• ENTRIES SHOWN
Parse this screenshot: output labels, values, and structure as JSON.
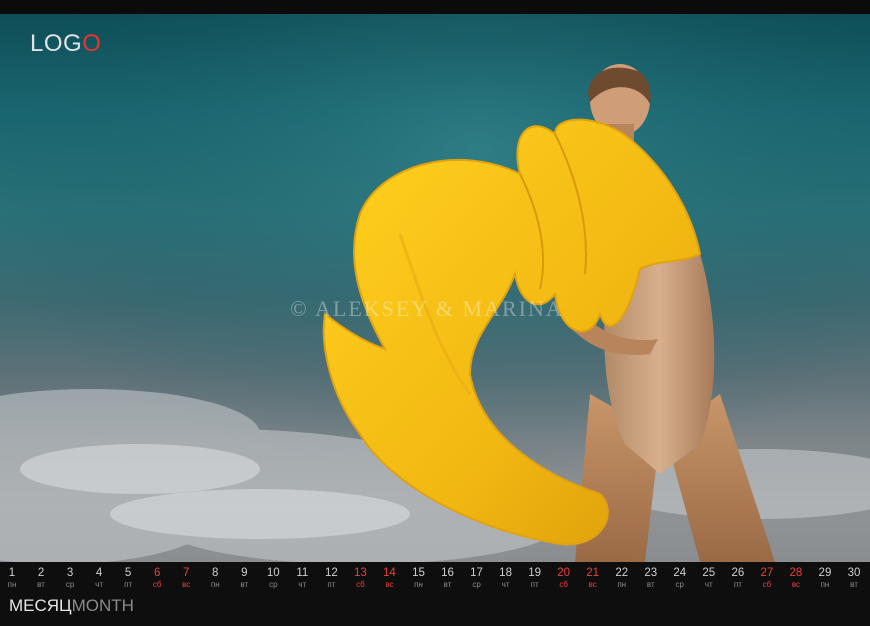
{
  "logo": {
    "main": "LOG",
    "accent": "O"
  },
  "watermark": "© ALEKSEY & MARINA",
  "month": {
    "ru": "МЕСЯЦ",
    "en": "MONTH"
  },
  "colors": {
    "accent": "#e8342a",
    "weekend": "#e8403a",
    "sky": "#1a6771",
    "coat": "#f2c020"
  },
  "days": [
    {
      "n": "1",
      "w": "пн",
      "weekend": false
    },
    {
      "n": "2",
      "w": "вт",
      "weekend": false
    },
    {
      "n": "3",
      "w": "ср",
      "weekend": false
    },
    {
      "n": "4",
      "w": "чт",
      "weekend": false
    },
    {
      "n": "5",
      "w": "пт",
      "weekend": false
    },
    {
      "n": "6",
      "w": "сб",
      "weekend": true
    },
    {
      "n": "7",
      "w": "вс",
      "weekend": true
    },
    {
      "n": "8",
      "w": "пн",
      "weekend": false
    },
    {
      "n": "9",
      "w": "вт",
      "weekend": false
    },
    {
      "n": "10",
      "w": "ср",
      "weekend": false
    },
    {
      "n": "11",
      "w": "чт",
      "weekend": false
    },
    {
      "n": "12",
      "w": "пт",
      "weekend": false
    },
    {
      "n": "13",
      "w": "сб",
      "weekend": true
    },
    {
      "n": "14",
      "w": "вс",
      "weekend": true
    },
    {
      "n": "15",
      "w": "пн",
      "weekend": false
    },
    {
      "n": "16",
      "w": "вт",
      "weekend": false
    },
    {
      "n": "17",
      "w": "ср",
      "weekend": false
    },
    {
      "n": "18",
      "w": "чт",
      "weekend": false
    },
    {
      "n": "19",
      "w": "пт",
      "weekend": false
    },
    {
      "n": "20",
      "w": "сб",
      "weekend": true
    },
    {
      "n": "21",
      "w": "вс",
      "weekend": true
    },
    {
      "n": "22",
      "w": "пн",
      "weekend": false
    },
    {
      "n": "23",
      "w": "вт",
      "weekend": false
    },
    {
      "n": "24",
      "w": "ср",
      "weekend": false
    },
    {
      "n": "25",
      "w": "чт",
      "weekend": false
    },
    {
      "n": "26",
      "w": "пт",
      "weekend": false
    },
    {
      "n": "27",
      "w": "сб",
      "weekend": true
    },
    {
      "n": "28",
      "w": "вс",
      "weekend": true
    },
    {
      "n": "29",
      "w": "пн",
      "weekend": false
    },
    {
      "n": "30",
      "w": "вт",
      "weekend": false
    }
  ]
}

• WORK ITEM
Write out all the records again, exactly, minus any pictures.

• EXERCISE RESULT
Parse this screenshot: output labels, values, and structure as JSON.
{
  "logo": {
    "main": "LOG",
    "accent": "O"
  },
  "watermark": "© ALEKSEY & MARINA",
  "month": {
    "ru": "МЕСЯЦ",
    "en": "MONTH"
  },
  "colors": {
    "accent": "#e8342a",
    "weekend": "#e8403a",
    "sky": "#1a6771",
    "coat": "#f2c020"
  },
  "days": [
    {
      "n": "1",
      "w": "пн",
      "weekend": false
    },
    {
      "n": "2",
      "w": "вт",
      "weekend": false
    },
    {
      "n": "3",
      "w": "ср",
      "weekend": false
    },
    {
      "n": "4",
      "w": "чт",
      "weekend": false
    },
    {
      "n": "5",
      "w": "пт",
      "weekend": false
    },
    {
      "n": "6",
      "w": "сб",
      "weekend": true
    },
    {
      "n": "7",
      "w": "вс",
      "weekend": true
    },
    {
      "n": "8",
      "w": "пн",
      "weekend": false
    },
    {
      "n": "9",
      "w": "вт",
      "weekend": false
    },
    {
      "n": "10",
      "w": "ср",
      "weekend": false
    },
    {
      "n": "11",
      "w": "чт",
      "weekend": false
    },
    {
      "n": "12",
      "w": "пт",
      "weekend": false
    },
    {
      "n": "13",
      "w": "сб",
      "weekend": true
    },
    {
      "n": "14",
      "w": "вс",
      "weekend": true
    },
    {
      "n": "15",
      "w": "пн",
      "weekend": false
    },
    {
      "n": "16",
      "w": "вт",
      "weekend": false
    },
    {
      "n": "17",
      "w": "ср",
      "weekend": false
    },
    {
      "n": "18",
      "w": "чт",
      "weekend": false
    },
    {
      "n": "19",
      "w": "пт",
      "weekend": false
    },
    {
      "n": "20",
      "w": "сб",
      "weekend": true
    },
    {
      "n": "21",
      "w": "вс",
      "weekend": true
    },
    {
      "n": "22",
      "w": "пн",
      "weekend": false
    },
    {
      "n": "23",
      "w": "вт",
      "weekend": false
    },
    {
      "n": "24",
      "w": "ср",
      "weekend": false
    },
    {
      "n": "25",
      "w": "чт",
      "weekend": false
    },
    {
      "n": "26",
      "w": "пт",
      "weekend": false
    },
    {
      "n": "27",
      "w": "сб",
      "weekend": true
    },
    {
      "n": "28",
      "w": "вс",
      "weekend": true
    },
    {
      "n": "29",
      "w": "пн",
      "weekend": false
    },
    {
      "n": "30",
      "w": "вт",
      "weekend": false
    }
  ]
}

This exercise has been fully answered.